Records:
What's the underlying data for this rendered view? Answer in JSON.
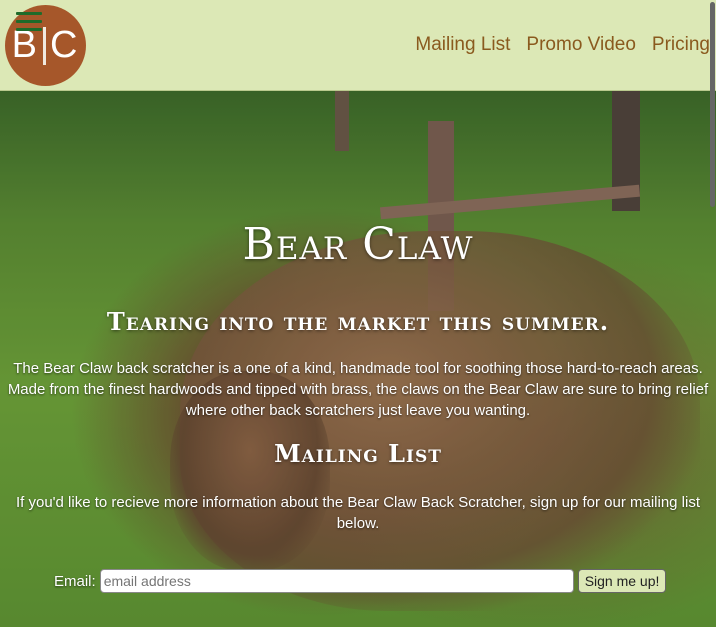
{
  "header": {
    "menu_icon": "hamburger-menu-icon",
    "logo": {
      "left": "B",
      "right": "C"
    },
    "nav": [
      "Mailing List",
      "Promo Video",
      "Pricing"
    ]
  },
  "hero": {
    "title": "Bear Claw",
    "subtitle": "Tearing into the market this summer.",
    "description": "The Bear Claw back scratcher is a one of a kind, handmade tool for soothing those hard-to-reach areas. Made from the finest hardwoods and tipped with brass, the claws on the Bear Claw are sure to bring relief where other back scratchers just leave you wanting."
  },
  "mailing": {
    "heading": "Mailing List",
    "text": "If you'd like to recieve more information about the Bear Claw Back Scratcher, sign up for our mailing list below.",
    "email_label": "Email:",
    "email_placeholder": "email address",
    "submit_label": "Sign me up!"
  },
  "colors": {
    "header_bg": "#dce8b6",
    "nav_link": "#8a5a1e",
    "logo_bg": "#a6572a",
    "menu_icon": "#1f6b2a"
  }
}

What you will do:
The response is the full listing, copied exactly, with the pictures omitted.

Answer to the exercise:
What's the underlying data for this rendered view? Answer in JSON.
{
  "header": {
    "menu_icon": "hamburger-menu-icon",
    "logo": {
      "left": "B",
      "right": "C"
    },
    "nav": [
      "Mailing List",
      "Promo Video",
      "Pricing"
    ]
  },
  "hero": {
    "title": "Bear Claw",
    "subtitle": "Tearing into the market this summer.",
    "description": "The Bear Claw back scratcher is a one of a kind, handmade tool for soothing those hard-to-reach areas. Made from the finest hardwoods and tipped with brass, the claws on the Bear Claw are sure to bring relief where other back scratchers just leave you wanting."
  },
  "mailing": {
    "heading": "Mailing List",
    "text": "If you'd like to recieve more information about the Bear Claw Back Scratcher, sign up for our mailing list below.",
    "email_label": "Email:",
    "email_placeholder": "email address",
    "submit_label": "Sign me up!"
  },
  "colors": {
    "header_bg": "#dce8b6",
    "nav_link": "#8a5a1e",
    "logo_bg": "#a6572a",
    "menu_icon": "#1f6b2a"
  }
}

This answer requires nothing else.